■ **AIM OF THE TASK**: A precise repetition of every line below is the required answer.
--
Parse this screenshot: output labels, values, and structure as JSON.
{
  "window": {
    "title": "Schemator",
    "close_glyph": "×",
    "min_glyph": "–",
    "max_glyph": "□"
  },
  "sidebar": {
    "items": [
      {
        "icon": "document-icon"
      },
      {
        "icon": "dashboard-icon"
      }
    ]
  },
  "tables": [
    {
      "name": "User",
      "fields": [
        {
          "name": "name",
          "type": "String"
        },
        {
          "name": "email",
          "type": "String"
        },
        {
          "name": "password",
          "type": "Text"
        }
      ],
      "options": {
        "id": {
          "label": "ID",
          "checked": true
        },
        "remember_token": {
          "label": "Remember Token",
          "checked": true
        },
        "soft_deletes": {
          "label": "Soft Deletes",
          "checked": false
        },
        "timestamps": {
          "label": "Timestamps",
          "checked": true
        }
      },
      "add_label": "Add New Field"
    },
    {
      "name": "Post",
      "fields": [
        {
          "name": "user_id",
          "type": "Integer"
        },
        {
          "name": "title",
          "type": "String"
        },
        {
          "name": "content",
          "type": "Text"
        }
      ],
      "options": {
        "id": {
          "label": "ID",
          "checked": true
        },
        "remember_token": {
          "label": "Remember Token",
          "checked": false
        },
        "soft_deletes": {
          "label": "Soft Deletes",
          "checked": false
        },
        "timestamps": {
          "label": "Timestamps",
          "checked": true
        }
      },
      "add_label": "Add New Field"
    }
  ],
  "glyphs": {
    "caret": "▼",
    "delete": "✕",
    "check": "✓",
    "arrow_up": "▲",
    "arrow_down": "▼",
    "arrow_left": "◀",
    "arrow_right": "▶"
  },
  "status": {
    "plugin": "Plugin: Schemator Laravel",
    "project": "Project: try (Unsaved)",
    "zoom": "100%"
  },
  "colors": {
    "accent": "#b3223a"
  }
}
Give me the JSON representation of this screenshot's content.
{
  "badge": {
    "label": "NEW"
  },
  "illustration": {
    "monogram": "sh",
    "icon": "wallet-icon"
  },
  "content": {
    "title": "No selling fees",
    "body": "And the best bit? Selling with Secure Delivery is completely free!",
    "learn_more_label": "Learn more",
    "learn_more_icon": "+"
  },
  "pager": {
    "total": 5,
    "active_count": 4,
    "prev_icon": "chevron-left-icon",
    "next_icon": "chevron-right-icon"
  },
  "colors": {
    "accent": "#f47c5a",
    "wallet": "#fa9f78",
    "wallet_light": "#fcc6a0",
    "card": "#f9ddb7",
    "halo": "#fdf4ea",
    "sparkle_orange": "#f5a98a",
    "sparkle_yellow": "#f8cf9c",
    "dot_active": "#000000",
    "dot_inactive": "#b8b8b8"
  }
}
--
■ **ANSWER BOX**:
Parse this screenshot: output labels, values, and structure as JSON.
{
  "window": {
    "title": "Schemator",
    "close_glyph": "×",
    "min_glyph": "–",
    "max_glyph": "□"
  },
  "sidebar": {
    "items": [
      {
        "icon": "document-icon"
      },
      {
        "icon": "dashboard-icon"
      }
    ]
  },
  "tables": [
    {
      "name": "User",
      "fields": [
        {
          "name": "name",
          "type": "String"
        },
        {
          "name": "email",
          "type": "String"
        },
        {
          "name": "password",
          "type": "Text"
        }
      ],
      "options": {
        "id": {
          "label": "ID",
          "checked": true
        },
        "remember_token": {
          "label": "Remember Token",
          "checked": true
        },
        "soft_deletes": {
          "label": "Soft Deletes",
          "checked": false
        },
        "timestamps": {
          "label": "Timestamps",
          "checked": true
        }
      },
      "add_label": "Add New Field"
    },
    {
      "name": "Post",
      "fields": [
        {
          "name": "user_id",
          "type": "Integer"
        },
        {
          "name": "title",
          "type": "String"
        },
        {
          "name": "content",
          "type": "Text"
        }
      ],
      "options": {
        "id": {
          "label": "ID",
          "checked": true
        },
        "remember_token": {
          "label": "Remember Token",
          "checked": false
        },
        "soft_deletes": {
          "label": "Soft Deletes",
          "checked": false
        },
        "timestamps": {
          "label": "Timestamps",
          "checked": true
        }
      },
      "add_label": "Add New Field"
    }
  ],
  "glyphs": {
    "caret": "▼",
    "delete": "✕",
    "check": "✓",
    "arrow_up": "▲",
    "arrow_down": "▼",
    "arrow_left": "◀",
    "arrow_right": "▶"
  },
  "status": {
    "plugin": "Plugin: Schemator Laravel",
    "project": "Project: try (Unsaved)",
    "zoom": "100%"
  },
  "colors": {
    "accent": "#b3223a"
  }
}
Give me the JSON representation of this screenshot's content.
{
  "badge": {
    "label": "NEW"
  },
  "illustration": {
    "monogram": "sh",
    "icon": "wallet-icon"
  },
  "content": {
    "title": "No selling fees",
    "body": "And the best bit? Selling with Secure Delivery is completely free!",
    "learn_more_label": "Learn more",
    "learn_more_icon": "+"
  },
  "pager": {
    "total": 5,
    "active_count": 4,
    "prev_icon": "chevron-left-icon",
    "next_icon": "chevron-right-icon"
  },
  "colors": {
    "accent": "#f47c5a",
    "wallet": "#fa9f78",
    "wallet_light": "#fcc6a0",
    "card": "#f9ddb7",
    "halo": "#fdf4ea",
    "sparkle_orange": "#f5a98a",
    "sparkle_yellow": "#f8cf9c",
    "dot_active": "#000000",
    "dot_inactive": "#b8b8b8"
  }
}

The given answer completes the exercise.